#### EXERCISE PROMPT:
Repeat every line of the data exactly; no picture belongs in the copy.

(Collected data)
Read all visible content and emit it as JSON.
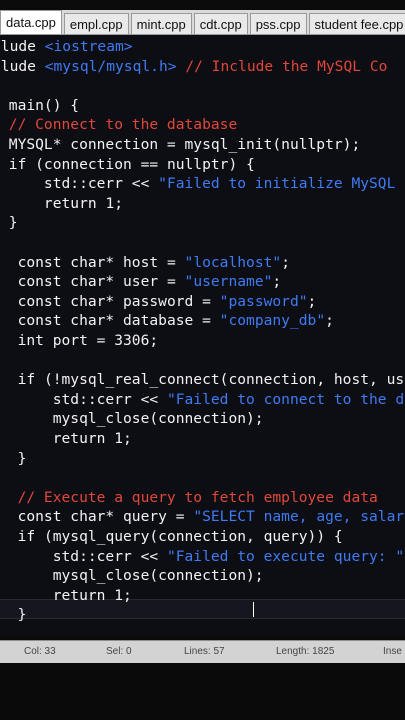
{
  "tabs": [
    "data.cpp",
    "empl.cpp",
    "mint.cpp",
    "cdt.cpp",
    "pss.cpp",
    "student fee.cpp"
  ],
  "code": [
    [
      [
        "plain",
        "clude "
      ],
      [
        "str",
        "<iostream>"
      ]
    ],
    [
      [
        "plain",
        "clude "
      ],
      [
        "str",
        "<mysql/mysql.h>"
      ],
      [
        "plain",
        " "
      ],
      [
        "cmt",
        "// Include the MySQL Co"
      ]
    ],
    [],
    [
      [
        "plain",
        " main() {"
      ]
    ],
    [
      [
        "cmt",
        " // Connect to the database"
      ]
    ],
    [
      [
        "plain",
        " MYSQL* connection = mysql_init(nullptr);"
      ]
    ],
    [
      [
        "kw",
        " if"
      ],
      [
        "plain",
        " (connection == nullptr) {"
      ]
    ],
    [
      [
        "plain",
        "     std::cerr << "
      ],
      [
        "str",
        "\"Failed to initialize MySQL"
      ]
    ],
    [
      [
        "kw",
        "     return"
      ],
      [
        "plain",
        " 1;"
      ]
    ],
    [
      [
        "plain",
        " }"
      ]
    ],
    [],
    [
      [
        "kw",
        "  const char*"
      ],
      [
        "plain",
        " host = "
      ],
      [
        "str",
        "\"localhost\""
      ],
      [
        "plain",
        ";"
      ]
    ],
    [
      [
        "kw",
        "  const char*"
      ],
      [
        "plain",
        " user = "
      ],
      [
        "str",
        "\"username\""
      ],
      [
        "plain",
        ";"
      ]
    ],
    [
      [
        "kw",
        "  const char*"
      ],
      [
        "plain",
        " password = "
      ],
      [
        "str",
        "\"password\""
      ],
      [
        "plain",
        ";"
      ]
    ],
    [
      [
        "kw",
        "  const char*"
      ],
      [
        "plain",
        " database = "
      ],
      [
        "str",
        "\"company_db\""
      ],
      [
        "plain",
        ";"
      ]
    ],
    [
      [
        "kw",
        "  int"
      ],
      [
        "plain",
        " port = 3306;"
      ]
    ],
    [],
    [
      [
        "kw",
        "  if"
      ],
      [
        "plain",
        " (!mysql_real_connect(connection, host, use"
      ]
    ],
    [
      [
        "plain",
        "      std::cerr << "
      ],
      [
        "str",
        "\"Failed to connect to the da"
      ]
    ],
    [
      [
        "plain",
        "      mysql_close(connection);"
      ]
    ],
    [
      [
        "kw",
        "      return"
      ],
      [
        "plain",
        " 1;"
      ]
    ],
    [
      [
        "plain",
        "  }"
      ]
    ],
    [],
    [
      [
        "cmt",
        "  // Execute a query to fetch employee data"
      ]
    ],
    [
      [
        "kw",
        "  const char*"
      ],
      [
        "plain",
        " query = "
      ],
      [
        "str",
        "\"SELECT name, age, salary"
      ]
    ],
    [
      [
        "kw",
        "  if"
      ],
      [
        "plain",
        " (mysql_query(connection, query)) {"
      ]
    ],
    [
      [
        "plain",
        "      std::cerr << "
      ],
      [
        "str",
        "\"Failed to execute query: \""
      ],
      [
        "plain",
        " <"
      ]
    ],
    [
      [
        "plain",
        "      mysql_close(connection);"
      ]
    ],
    [
      [
        "kw",
        "      return"
      ],
      [
        "plain",
        " 1;"
      ]
    ],
    [
      [
        "plain",
        "  }"
      ]
    ]
  ],
  "status": {
    "col": "Col: 33",
    "sel": "Sel: 0",
    "lines": "Lines: 57",
    "length": "Length: 1825",
    "mode": "Inse"
  }
}
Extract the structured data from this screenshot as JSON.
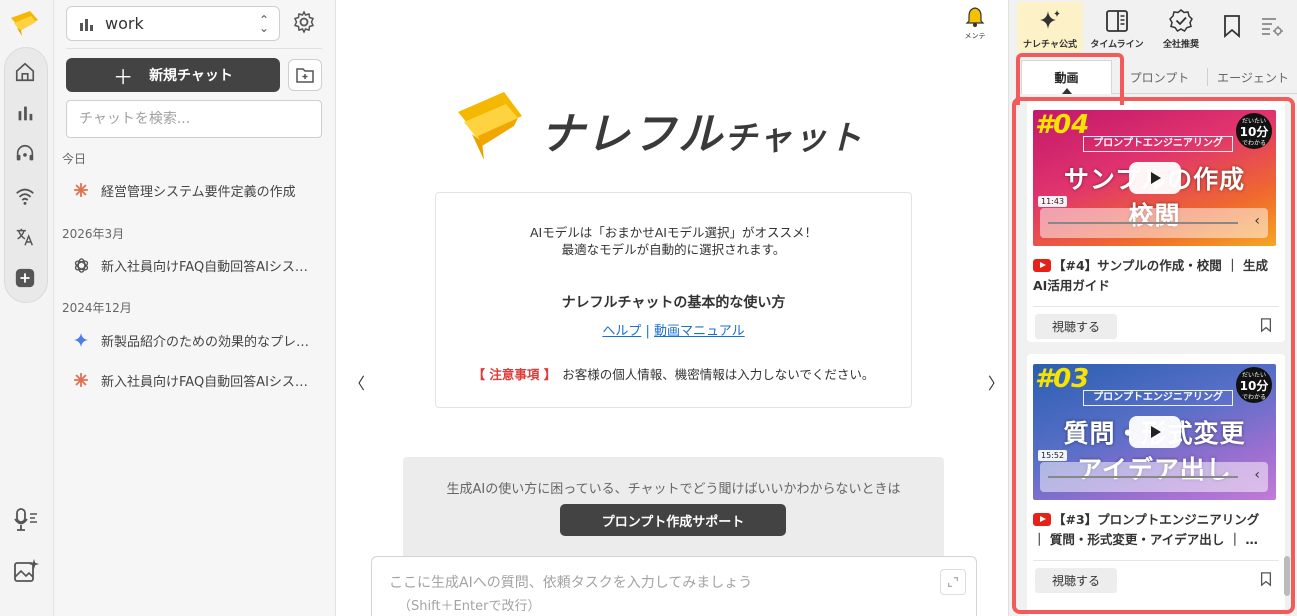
{
  "rail": {
    "logo": "narefuru-logo",
    "icons": [
      "home-icon",
      "chart-icon",
      "support-icon",
      "wifi-icon",
      "translate-icon",
      "plus-icon"
    ],
    "bottom_icons": [
      "voice-icon",
      "image-ai-icon"
    ]
  },
  "sidebar": {
    "workspace": "work",
    "new_chat": "新規チャット",
    "search_placeholder": "チャットを検索...",
    "sections": [
      {
        "label": "今日",
        "items": [
          {
            "title": "経営管理システム要件定義の作成",
            "icon": "claude-icon"
          }
        ]
      },
      {
        "label": "2026年3月",
        "items": [
          {
            "title": "新入社員向けFAQ自動回答AIシス…",
            "icon": "openai-icon"
          }
        ]
      },
      {
        "label": "2024年12月",
        "items": [
          {
            "title": "新製品紹介のための効果的なプレ…",
            "icon": "gemini-icon"
          },
          {
            "title": "新入社員向けFAQ自動回答AIシス…",
            "icon": "claude-icon"
          }
        ]
      }
    ]
  },
  "main": {
    "bell_label": "メンテ",
    "brand": {
      "big": "ナレフル",
      "small": "チャット"
    },
    "info": {
      "line1": "AIモデルは「おまかせAIモデル選択」がオススメ！",
      "line2": "最適なモデルが自動的に選択されます。",
      "howto": "ナレフルチャットの基本的な使い方",
      "link_help": "ヘルプ",
      "link_sep": "|",
      "link_manual": "動画マニュアル",
      "caution_label": "【 注意事項 】",
      "caution_text": "お客様の個人情報、機密情報は入力しないでください。"
    },
    "nav_prev": "〈",
    "nav_next": "〉",
    "help": {
      "question": "生成AIの使い方に困っている、チャットでどう聞けばいいかわからないときは",
      "button": "プロンプト作成サポート"
    },
    "input": {
      "placeholder1": "ここに生成AIへの質問、依頼タスクを入力してみましょう",
      "placeholder2": "（Shift＋Enterで改行）"
    }
  },
  "rpanel": {
    "top_buttons": [
      {
        "label": "ナレチャ公式",
        "icon": "sparkle-icon",
        "active": true
      },
      {
        "label": "タイムライン",
        "icon": "timeline-icon",
        "active": false
      },
      {
        "label": "全社推奨",
        "icon": "badge-check-icon",
        "active": false
      }
    ],
    "tabs": [
      "動画",
      "プロンプト",
      "エージェント"
    ],
    "videos": [
      {
        "num": "#04",
        "ribbon": "プロンプトエンジニアリング",
        "big1": "サンプルの作成",
        "big2": "校閲",
        "badge_top": "だいたい",
        "badge_main": "10分",
        "badge_bottom": "でわかる",
        "duration": "11:43",
        "title": "【#4】サンプルの作成・校閲 ｜ 生成AI活用ガイド",
        "watch": "視聴する"
      },
      {
        "num": "#03",
        "ribbon": "プロンプトエンジニアリング",
        "big1": "質問・形式変更",
        "big2": "アイデア出し",
        "badge_top": "だいたい",
        "badge_main": "10分",
        "badge_bottom": "でわかる",
        "duration": "15:52",
        "title": "【#3】プロンプトエンジニアリング ｜ 質問・形式変更・アイデア出し ｜ …",
        "watch": "視聴する"
      }
    ],
    "highlight_color": "#f35b5b"
  }
}
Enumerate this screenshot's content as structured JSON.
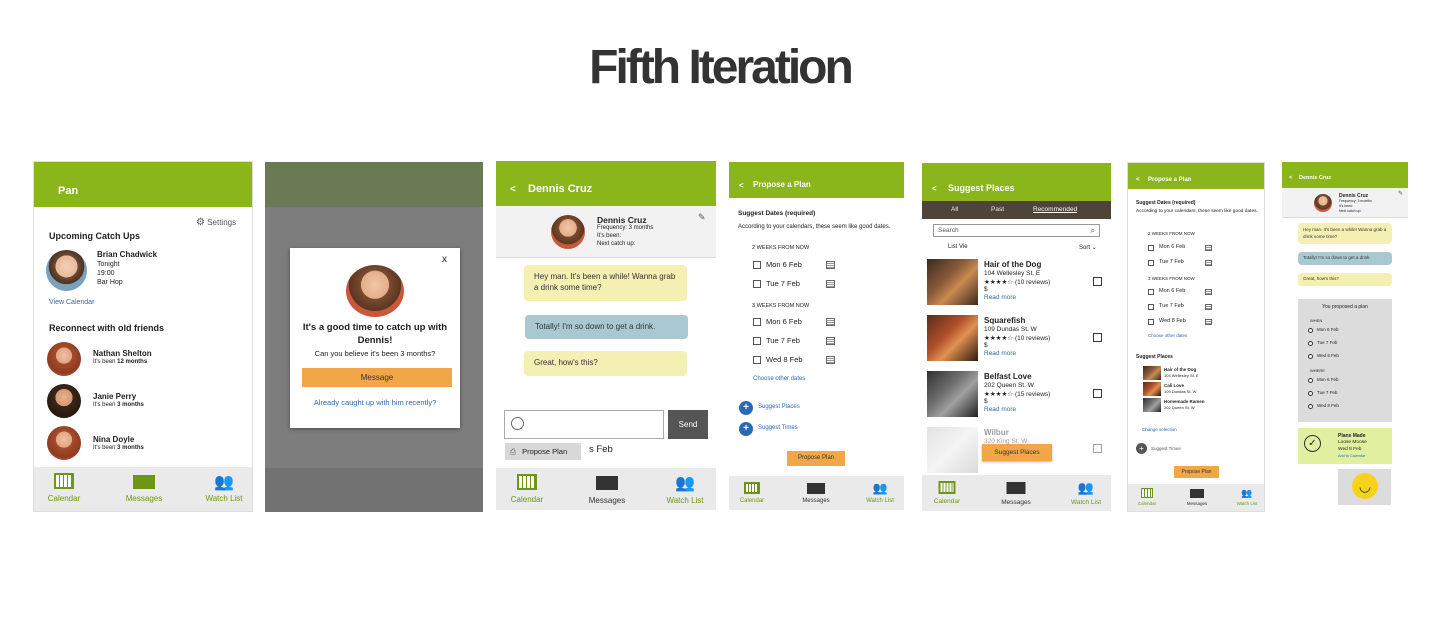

#### TASK RESPONSE:
Read all visible content and emit it as JSON.
{
  "tabs": [
    "data.cpp",
    "empl.cpp",
    "mint.cpp",
    "cdt.cpp",
    "pss.cpp",
    "student fee.cpp"
  ],
  "code": [
    [
      [
        "plain",
        "clude "
      ],
      [
        "str",
        "<iostream>"
      ]
    ],
    [
      [
        "plain",
        "clude "
      ],
      [
        "str",
        "<mysql/mysql.h>"
      ],
      [
        "plain",
        " "
      ],
      [
        "cmt",
        "// Include the MySQL Co"
      ]
    ],
    [],
    [
      [
        "plain",
        " main() {"
      ]
    ],
    [
      [
        "cmt",
        " // Connect to the database"
      ]
    ],
    [
      [
        "plain",
        " MYSQL* connection = mysql_init(nullptr);"
      ]
    ],
    [
      [
        "kw",
        " if"
      ],
      [
        "plain",
        " (connection == nullptr) {"
      ]
    ],
    [
      [
        "plain",
        "     std::cerr << "
      ],
      [
        "str",
        "\"Failed to initialize MySQL"
      ]
    ],
    [
      [
        "kw",
        "     return"
      ],
      [
        "plain",
        " 1;"
      ]
    ],
    [
      [
        "plain",
        " }"
      ]
    ],
    [],
    [
      [
        "kw",
        "  const char*"
      ],
      [
        "plain",
        " host = "
      ],
      [
        "str",
        "\"localhost\""
      ],
      [
        "plain",
        ";"
      ]
    ],
    [
      [
        "kw",
        "  const char*"
      ],
      [
        "plain",
        " user = "
      ],
      [
        "str",
        "\"username\""
      ],
      [
        "plain",
        ";"
      ]
    ],
    [
      [
        "kw",
        "  const char*"
      ],
      [
        "plain",
        " password = "
      ],
      [
        "str",
        "\"password\""
      ],
      [
        "plain",
        ";"
      ]
    ],
    [
      [
        "kw",
        "  const char*"
      ],
      [
        "plain",
        " database = "
      ],
      [
        "str",
        "\"company_db\""
      ],
      [
        "plain",
        ";"
      ]
    ],
    [
      [
        "kw",
        "  int"
      ],
      [
        "plain",
        " port = 3306;"
      ]
    ],
    [],
    [
      [
        "kw",
        "  if"
      ],
      [
        "plain",
        " (!mysql_real_connect(connection, host, use"
      ]
    ],
    [
      [
        "plain",
        "      std::cerr << "
      ],
      [
        "str",
        "\"Failed to connect to the da"
      ]
    ],
    [
      [
        "plain",
        "      mysql_close(connection);"
      ]
    ],
    [
      [
        "kw",
        "      return"
      ],
      [
        "plain",
        " 1;"
      ]
    ],
    [
      [
        "plain",
        "  }"
      ]
    ],
    [],
    [
      [
        "cmt",
        "  // Execute a query to fetch employee data"
      ]
    ],
    [
      [
        "kw",
        "  const char*"
      ],
      [
        "plain",
        " query = "
      ],
      [
        "str",
        "\"SELECT name, age, salary"
      ]
    ],
    [
      [
        "kw",
        "  if"
      ],
      [
        "plain",
        " (mysql_query(connection, query)) {"
      ]
    ],
    [
      [
        "plain",
        "      std::cerr << "
      ],
      [
        "str",
        "\"Failed to execute query: \""
      ],
      [
        "plain",
        " <"
      ]
    ],
    [
      [
        "plain",
        "      mysql_close(connection);"
      ]
    ],
    [
      [
        "kw",
        "      return"
      ],
      [
        "plain",
        " 1;"
      ]
    ],
    [
      [
        "plain",
        "  }"
      ]
    ]
  ],
  "status": {
    "col": "Col: 33",
    "sel": "Sel: 0",
    "lines": "Lines: 57",
    "length": "Length: 1825",
    "mode": "Inse"
  }
}
Extract the structured data from this screenshot as JSON.
{
  "rail": {
    "logo": "narefuru-logo",
    "icons": [
      "home-icon",
      "chart-icon",
      "support-icon",
      "wifi-icon",
      "translate-icon",
      "plus-icon"
    ],
    "bottom_icons": [
      "voice-icon",
      "image-ai-icon"
    ]
  },
  "sidebar": {
    "workspace": "work",
    "new_chat": "新規チャット",
    "search_placeholder": "チャットを検索...",
    "sections": [
      {
        "label": "今日",
        "items": [
          {
            "title": "経営管理システム要件定義の作成",
            "icon": "claude-icon"
          }
        ]
      },
      {
        "label": "2026年3月",
        "items": [
          {
            "title": "新入社員向けFAQ自動回答AIシス…",
            "icon": "openai-icon"
          }
        ]
      },
      {
        "label": "2024年12月",
        "items": [
          {
            "title": "新製品紹介のための効果的なプレ…",
            "icon": "gemini-icon"
          },
          {
            "title": "新入社員向けFAQ自動回答AIシス…",
            "icon": "claude-icon"
          }
        ]
      }
    ]
  },
  "main": {
    "bell_label": "メンテ",
    "brand": {
      "big": "ナレフル",
      "small": "チャット"
    },
    "info": {
      "line1": "AIモデルは「おまかせAIモデル選択」がオススメ！",
      "line2": "最適なモデルが自動的に選択されます。",
      "howto": "ナレフルチャットの基本的な使い方",
      "link_help": "ヘルプ",
      "link_sep": "|",
      "link_manual": "動画マニュアル",
      "caution_label": "【 注意事項 】",
      "caution_text": "お客様の個人情報、機密情報は入力しないでください。"
    },
    "nav_prev": "〈",
    "nav_next": "〉",
    "help": {
      "question": "生成AIの使い方に困っている、チャットでどう聞けばいいかわからないときは",
      "button": "プロンプト作成サポート"
    },
    "input": {
      "placeholder1": "ここに生成AIへの質問、依頼タスクを入力してみましょう",
      "placeholder2": "（Shift＋Enterで改行）"
    }
  },
  "rpanel": {
    "top_buttons": [
      {
        "label": "ナレチャ公式",
        "icon": "sparkle-icon",
        "active": true
      },
      {
        "label": "タイムライン",
        "icon": "timeline-icon",
        "active": false
      },
      {
        "label": "全社推奨",
        "icon": "badge-check-icon",
        "active": false
      }
    ],
    "tabs": [
      "動画",
      "プロンプト",
      "エージェント"
    ],
    "videos": [
      {
        "num": "#04",
        "ribbon": "プロンプトエンジニアリング",
        "big1": "サンプルの作成",
        "big2": "校閲",
        "badge_top": "だいたい",
        "badge_main": "10分",
        "badge_bottom": "でわかる",
        "duration": "11:43",
        "title": "【#4】サンプルの作成・校閲 ｜ 生成AI活用ガイド",
        "watch": "視聴する"
      },
      {
        "num": "#03",
        "ribbon": "プロンプトエンジニアリング",
        "big1": "質問・形式変更",
        "big2": "アイデア出し",
        "badge_top": "だいたい",
        "badge_main": "10分",
        "badge_bottom": "でわかる",
        "duration": "15:52",
        "title": "【#3】プロンプトエンジニアリング ｜ 質問・形式変更・アイデア出し ｜ …",
        "watch": "視聴する"
      }
    ],
    "highlight_color": "#f35b5b"
  }
}
Enumerate this screenshot's content as structured JSON.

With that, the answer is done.